Online Retailer Data Team

Very large volumes of inventory data and user view / purchase logs.

Collaborative filtering + light knowledge analytics.

Tracking trends, applying good business sense.

Academic Research Data Team

Wide variety of domains.

Pure research drive; several steps before any commercialization.

Predictive Analytics Data Team

Identify trends in large-volume data sets.

Seeks to produce models to accurately adapt to changes in trends.

Broad domain applicability, but commonly found in business settings.

Research and Development Data Team

Create new experiences based on identified user / customer desires.

Pre-commercialization, but would work with a business team towards the end of the lifecycle.

Data Science Life Cycle

Big Data

* and other data too

"Big" Data is a nebulous and silly term; it really just means "more data than yesterday".

Having Big Data presents certain practical problems (e.g., processing runtime).

Blindly pursuing Big Data presents (likely) a domain understanding failure.

Enough Data

"Enough" Data is not a hot-topic buzzword.

It does, however, represent what you actually want.

How much data is "enough" will vary between domains and applications.

How many bazilliabytes of data do you need?

  • Chemistry / physics ML application = BIG.
  • Social cause / effect predictor = SMALL.

Side-channel Data

Side-channel data is data that can be captured or generated as a result of normal use / processing.

Very useful in almost every application.

Generally can't be recovered, so capture it even if you think you don't need it.

  • Logging user activity, timeouts, etc.
  • Time to process, errors, warnings, and hardware activity levels for batch calculations.
  • Environmental variables "unrelated" to the task at hand (audio levels, lighting).


Take your small ("enough") data and expand it by pre-calculating use-cases.

Apply markup, meta data, etc. (side-channel data is useful here).

When possible, pre-calculate: HD space is cheap, losing users to slow response times is not.

Real World Expectations - Practical Stuff

As varied as anyone's definition of data science.

Almost certainly involves programming (at least scripting, or database work).

Be prepared to interact with live / changing data sets.

Produce actionable "models" (pattern recognizers, predictors, etc.).

Real World Expectations - Friendly Advice

"You're sailing the ship!" - you are the go-to person for anything with the word data near it.

Be prepared to be asked questions well outside your domain or scope of duties:

  • This is fine - it's also normal!
  • Be confident, but don't make things up.
  • If you need to pull in an expert, make that clear, do so, and learn from it.

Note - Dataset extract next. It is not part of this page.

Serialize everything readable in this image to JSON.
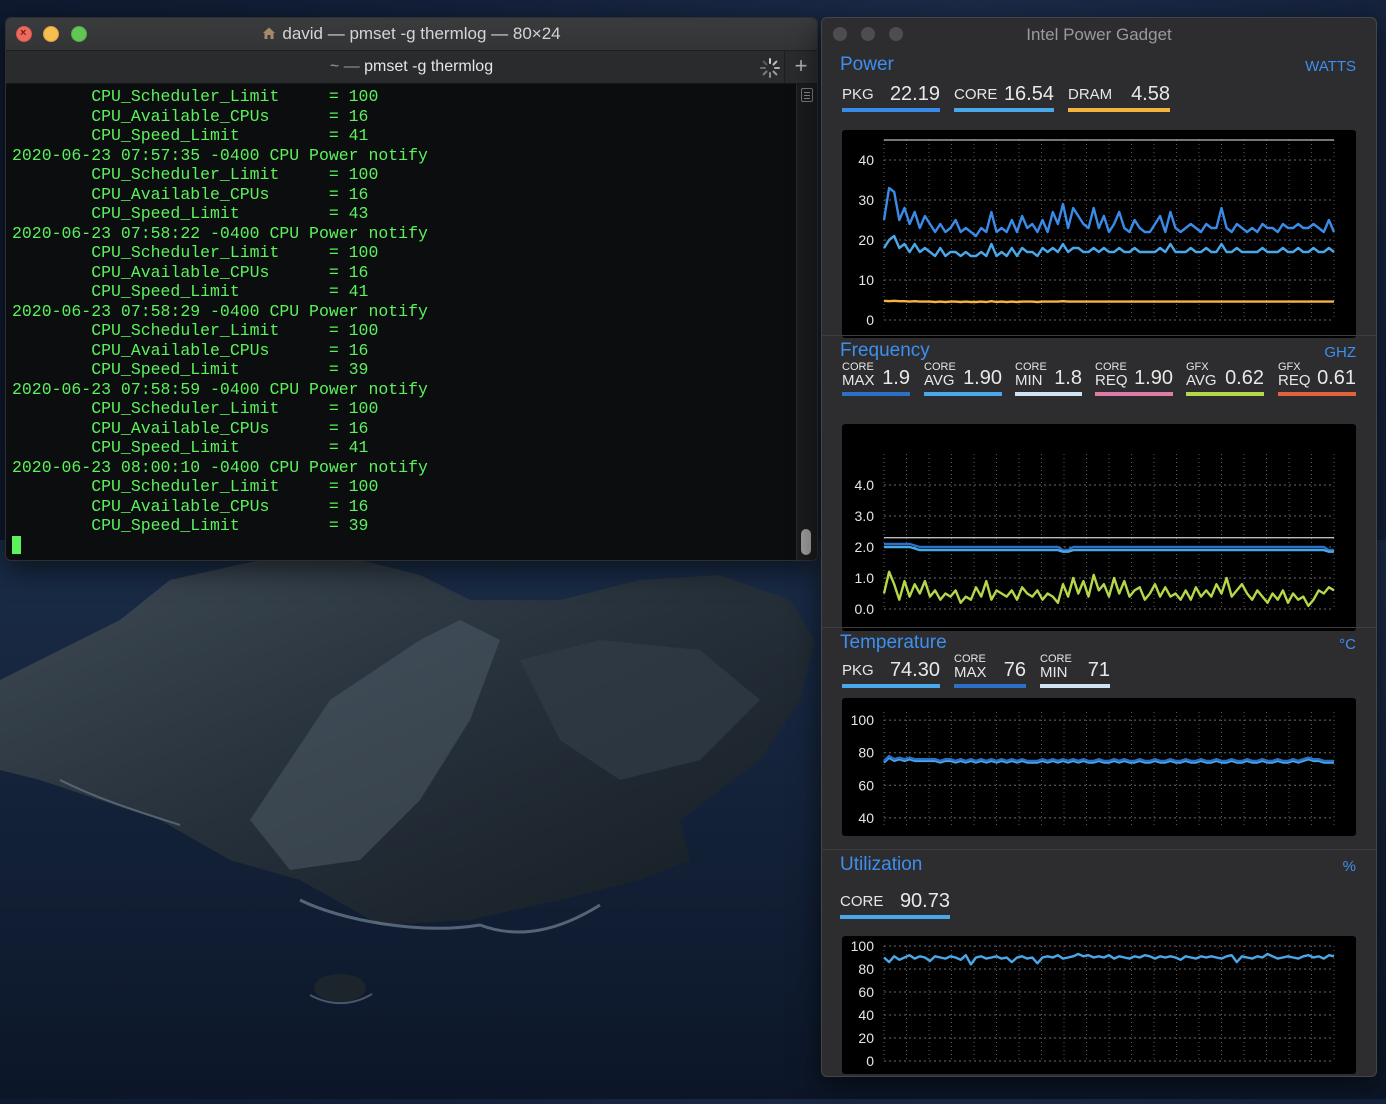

Cynical Summary

(domain expertise) + (algorithms) + (corpora) = data science;
(computer science) + (adaptability) + (databases) = data science;

But of course, the most important part is what you do with the data.